With film and manual focus plus manual aperture, there was little in the cameras. Manual film transport too meant all you needed was a tiny battery to power the exposure system, at least that is how I used my dads Tlb canon. And it still works.
Move to a T90 and you get multiple motors for film transport, more buttons and less dials. But to do this you have more electronics which go somewhere. Size goes up.
Move to a digital canon and you have to add in all those things peculiar to digital but absent with film. Rear screen, memory card(s), bigger battery, flash, dials to zoom in or change focus points and so on. You then have to have the buttons spaced such that they are usable.

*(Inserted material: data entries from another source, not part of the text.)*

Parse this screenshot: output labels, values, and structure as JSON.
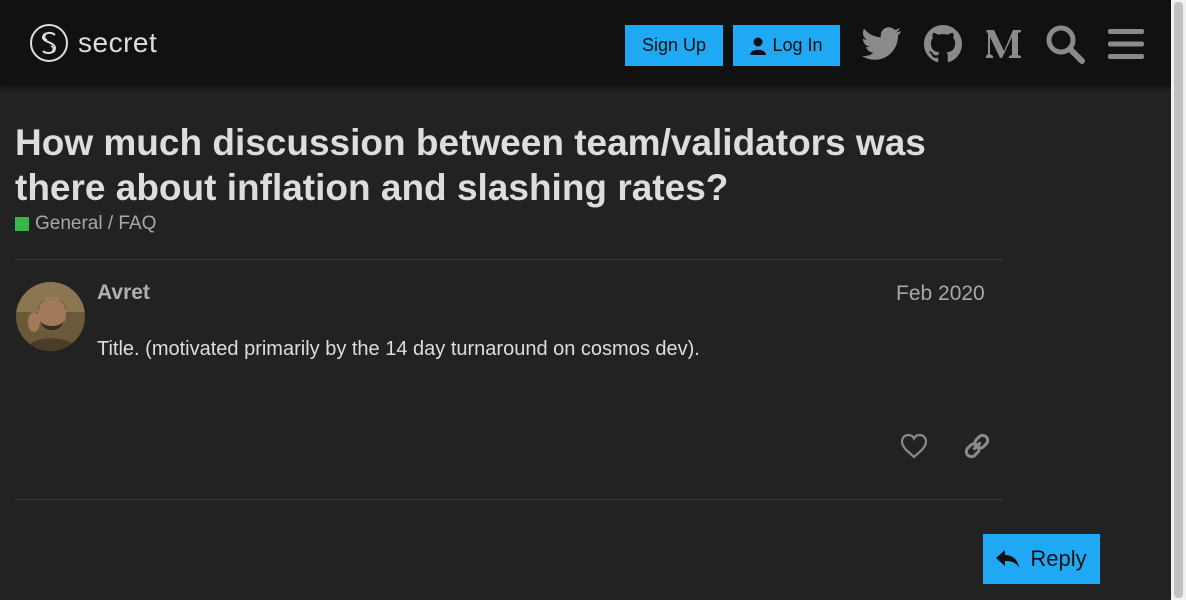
{
  "header": {
    "logo_text": "secret",
    "signup_label": "Sign Up",
    "login_label": "Log In",
    "icons": [
      "twitter-icon",
      "github-icon",
      "medium-icon",
      "search-icon",
      "hamburger-menu-icon"
    ]
  },
  "topic": {
    "title": "How much discussion between team/validators was there about inflation and slashing rates?",
    "category": "General / FAQ",
    "category_color": "#3ab54a"
  },
  "post": {
    "username": "Avret",
    "date": "Feb 2020",
    "body": "Title. (motivated primarily by the 14 day turnaround on cosmos dev).",
    "actions": [
      "heart-icon",
      "link-icon"
    ]
  },
  "footer": {
    "reply_label": "Reply"
  },
  "colors": {
    "accent": "#1fa9f4",
    "background": "#222222",
    "header_bg": "#111111",
    "text": "#dddddd"
  }
}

Following a logical set of steps you can see how dslr bodies range from the 1 series to the rebels. My only criticism of the 1series is the weight! But even that can help with balance or unsteady hands. My 350d seemed to produce many more crooked horizons which are absent (mostly) on the 1dx.
The now decades-old Canon film 1-series SLRs that used the EF mount were roughly the same size as modern 1-series EOS DSLRs. The size of the 1-series has nothing to do with electronics. It is an ergonomics factor...always has been. The large 1-series have always had the integrated grip...its one of its selling points. The large size offers much better hand-holdability in both landscape and portrait orientations.

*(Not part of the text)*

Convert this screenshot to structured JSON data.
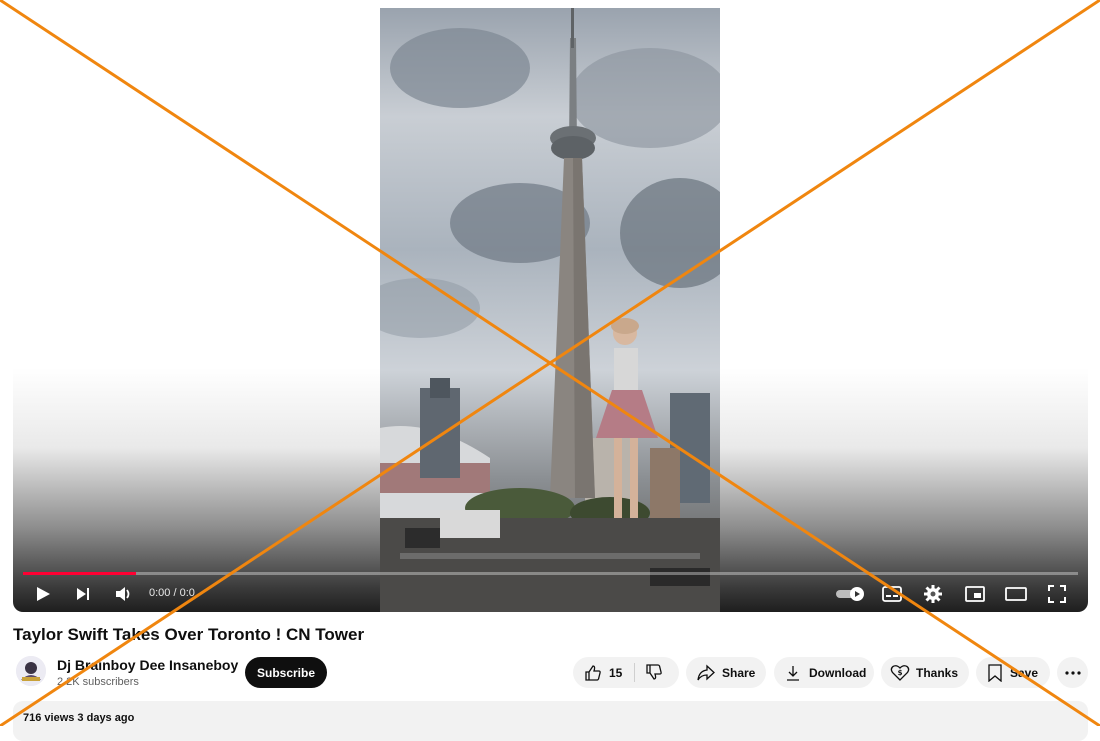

That is, has always been, and probably will always be one of the primary arguments for using an SLR-style camera...ergonomics. Even if you have smallish hands, mirrorless cameras are exceptionally small. They really don't fit the hands all that well, and while they certainly save on weight, for all but those with tiny hands, they end up having other ergonomically related problems, like cramping your hands into your face in an uncomfortable way.

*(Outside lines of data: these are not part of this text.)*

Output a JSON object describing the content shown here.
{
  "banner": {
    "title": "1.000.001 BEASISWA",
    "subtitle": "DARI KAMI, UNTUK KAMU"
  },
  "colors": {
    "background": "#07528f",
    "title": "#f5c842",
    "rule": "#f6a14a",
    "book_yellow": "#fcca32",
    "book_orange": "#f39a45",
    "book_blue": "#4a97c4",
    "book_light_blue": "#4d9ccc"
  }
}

From a weight standpoint, one of the most significant weight factors in a modern DSLR is the battery. Larger batteries with much greater capacity are usually the most dense aspect of the camera. A large battery can get you a lot more shooting time before having to swap out batteries, and/or supply the necessary power to move the mirror and actuate the shutter and write huge amounts of data to a memory card at extremely high frame rates. It's a trade off you can choose to make, however...1D X with grip and extra large battery, or 5D III with no grip and a relatively small/light battery. Perhaps at some point in the future dense, heavy batteries might be traded out for some kind of light weight fuel cell that can operate for days under the same kind of load conditions.